“There are biobased products that also carry a third-party green certification,” says Renae Hesselink, vice president of sustainability for Nichols Inc., Spring Lakes, Mich. “Choosing a product that meets both criteria would be the most beneficial.”

With green cleaning programs continually being mandated by federal and state governments, distributors are forced into action to help customers find a green product with biobased formulations. When doing so, distributors say the key is to ensure that all products, regardless of base, be certified green. This is a distinct case where a third-party green certification will help determine the appropriate trade-off.

Teresa Farmer, green program specialist with Knoxville, Tenn.-based Kelsan Inc., says sometimes it is difficult for her customers who have to report to the federal government to choose the right product for their buildings. She helps them determine the biobased content of the products that they can use.

“They are not only required to use green cleaning chemicals but also have to report the biobased percentage of the products that they use,” she says. “So as a distributor, we must help them find the right product that meets all of these requirements in addition to making sure that it is an effective cleaner and is within their budget. I advise them to select third-party certified green cleaning products that work for their particular situation.”

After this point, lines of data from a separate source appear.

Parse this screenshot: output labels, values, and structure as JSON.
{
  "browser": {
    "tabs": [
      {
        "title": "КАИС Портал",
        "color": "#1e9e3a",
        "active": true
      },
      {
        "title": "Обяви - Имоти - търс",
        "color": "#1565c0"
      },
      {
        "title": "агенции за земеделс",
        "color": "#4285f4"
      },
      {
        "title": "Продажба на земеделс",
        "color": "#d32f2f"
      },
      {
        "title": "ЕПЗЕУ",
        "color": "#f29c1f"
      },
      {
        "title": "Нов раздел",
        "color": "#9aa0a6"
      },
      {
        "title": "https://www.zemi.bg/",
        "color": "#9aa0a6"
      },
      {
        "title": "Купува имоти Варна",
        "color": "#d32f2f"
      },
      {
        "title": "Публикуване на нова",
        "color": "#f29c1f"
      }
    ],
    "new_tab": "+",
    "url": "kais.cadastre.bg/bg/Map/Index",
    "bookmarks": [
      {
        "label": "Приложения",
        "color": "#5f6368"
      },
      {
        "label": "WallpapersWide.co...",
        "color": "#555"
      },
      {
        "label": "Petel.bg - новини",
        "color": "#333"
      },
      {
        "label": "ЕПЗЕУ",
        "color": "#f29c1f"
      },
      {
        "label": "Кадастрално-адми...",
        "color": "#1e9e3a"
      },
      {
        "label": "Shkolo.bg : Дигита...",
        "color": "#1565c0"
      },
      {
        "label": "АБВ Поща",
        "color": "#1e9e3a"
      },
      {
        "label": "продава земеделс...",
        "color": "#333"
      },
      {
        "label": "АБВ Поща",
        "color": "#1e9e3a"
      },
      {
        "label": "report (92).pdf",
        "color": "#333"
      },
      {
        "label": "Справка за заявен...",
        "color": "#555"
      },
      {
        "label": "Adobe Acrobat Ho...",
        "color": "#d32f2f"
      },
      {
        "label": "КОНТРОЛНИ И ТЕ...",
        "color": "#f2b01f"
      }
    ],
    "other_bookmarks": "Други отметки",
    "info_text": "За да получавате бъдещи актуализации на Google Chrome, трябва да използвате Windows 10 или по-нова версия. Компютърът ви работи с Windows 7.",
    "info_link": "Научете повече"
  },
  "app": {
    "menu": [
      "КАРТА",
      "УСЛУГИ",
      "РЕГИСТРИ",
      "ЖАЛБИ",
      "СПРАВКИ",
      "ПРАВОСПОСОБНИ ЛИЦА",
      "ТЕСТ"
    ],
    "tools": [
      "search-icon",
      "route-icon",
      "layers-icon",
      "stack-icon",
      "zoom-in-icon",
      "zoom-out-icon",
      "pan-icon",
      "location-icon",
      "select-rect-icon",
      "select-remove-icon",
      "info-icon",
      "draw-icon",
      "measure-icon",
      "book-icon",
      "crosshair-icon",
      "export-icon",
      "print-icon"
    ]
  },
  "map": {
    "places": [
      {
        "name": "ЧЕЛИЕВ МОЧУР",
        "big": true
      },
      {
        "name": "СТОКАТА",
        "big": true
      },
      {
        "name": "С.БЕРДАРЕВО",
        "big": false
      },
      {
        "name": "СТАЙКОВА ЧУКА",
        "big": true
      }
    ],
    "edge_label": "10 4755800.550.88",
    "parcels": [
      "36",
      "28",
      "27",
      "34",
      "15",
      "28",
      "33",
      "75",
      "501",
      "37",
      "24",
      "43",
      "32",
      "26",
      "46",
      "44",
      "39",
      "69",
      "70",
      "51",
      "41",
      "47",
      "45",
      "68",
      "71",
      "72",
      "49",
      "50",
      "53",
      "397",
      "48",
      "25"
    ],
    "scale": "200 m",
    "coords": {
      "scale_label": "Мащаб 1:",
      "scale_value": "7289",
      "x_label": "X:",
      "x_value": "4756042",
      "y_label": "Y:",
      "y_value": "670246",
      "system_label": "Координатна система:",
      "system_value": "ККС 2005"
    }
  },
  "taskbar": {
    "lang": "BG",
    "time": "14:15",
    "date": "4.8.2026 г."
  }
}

Getting customers to understand that biobased chemicals do in fact differ from green chemicals requires a little education. But differentiating the two chemical categories will help to meet a facility’s green cleaning requirements.